Social Phobia and Related Disorders

We live in a highly connected world where people are always interacting with one another. They speak through phone, communicate on social media, go out to clubs and social gatherings, etc. These activities can cause strain to people with social anxiety or phobia. Social phobia is a common disorder which causes a considerable amount of stress. It can lead to anxiety or panic attracts and even causes people to shun all triggering activities completely.

What is Social phobia?

Social phobia is the fear of social interaction and communication with other people. Patients fear being tested and judged by people they meet, which can lead to anxiety or even panic attacks. It is the world’s third largest mental health problem, and many victims of it suffer silently.

People who suffer from social anxiety seem shy, quiet, introverted, aloof, or disinterested in others. Most individuals won’t attempt to draw patients out of their shell to engage them in conversations. People can develop a negative impression of patients with social anxiety, which only serves to compound the problem.

What are the signs of social anxiety?

  • Low self-esteem – Patients with low self-esteem are more likely to suffer from social anxiety because they already view themselves in a negative light.

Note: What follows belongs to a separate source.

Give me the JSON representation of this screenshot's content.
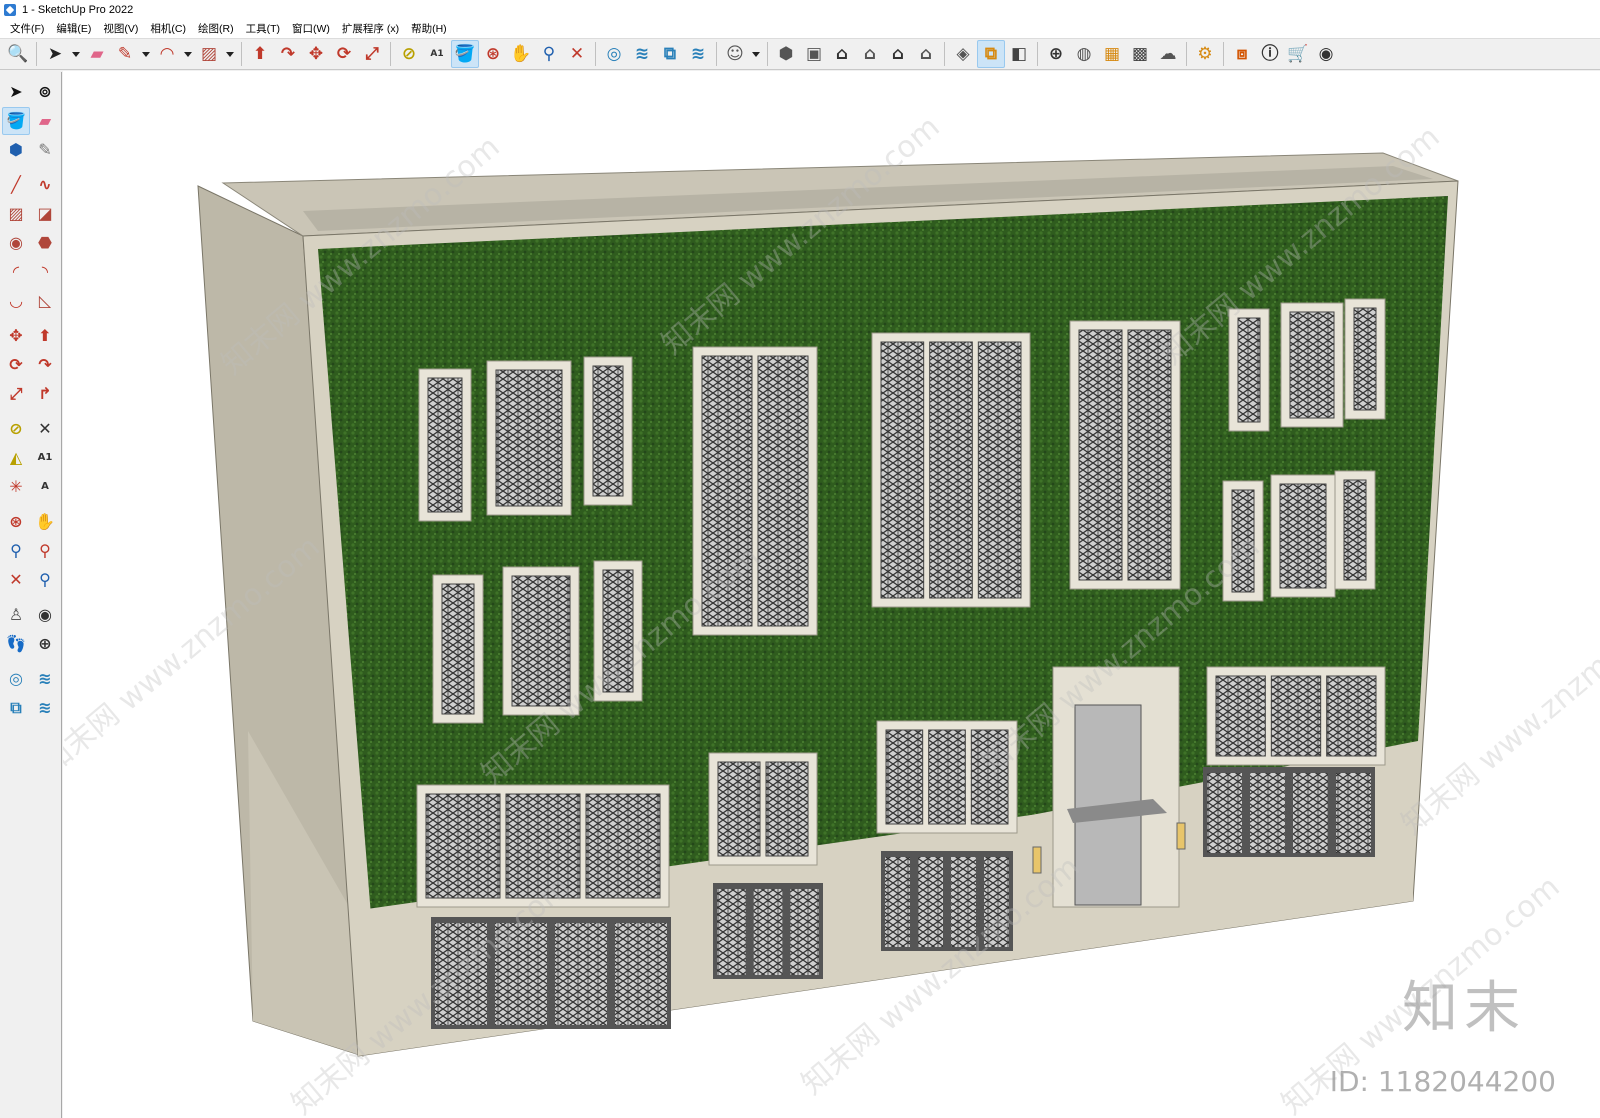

Symptoms of social anxiety might improve if the person develops self-confidence and a positive self-image.
  • Relationship problems – People with social anxiety find it difficult to connect with others. They hesitate to speak with potential romantic partners, don’t go out with friends often, and don’t communicate with family regularly. All of this can lead to relationship problems.
  • Lack of Assertiveness – Lack of self-esteem can lead to lack of assertiveness. Patients struggle to say no, place limits on social interaction or control their own social interaction. They follow peer pressure even if they’re not ready to deal with social situations, which can trigger anxiety attacks.
  • Inability to speak in front of an audience – Inability to communicate with people on a one-on-one basis, carries over to public speaking. Such events can act as a trigger to social anxiety sufferers, causing panic attacks, anxiety, and stress. All of this can impact the quality of their presentation.

Reliance on alcohol and drugs

People suffering from social anxiety can develop substance abuse problems. Alcohol and drugs can suppress their initial fear, allowing them to interact with others comfortably. This can be a slippery slope, leading patients to consume alcohol or drugs before/during every social event. Eventually, that can lead to drug dependency and alcoholism.

This coping mechanism can take an already serious mental health problem and make it worse. There are healthier and more effective ways to manage social anxiety without compromising both physical and mental well-being.

It’s easy to dismiss social anxiety and not seek treatment for it but that can have a big impact on the patient’s life. Toronto CBT is a good solution as it treats social anxiety without pharmacological assistance. A social anxiety-focused CBT program can help patients manage this disorder, becoming more comfortable with engaging in social situations.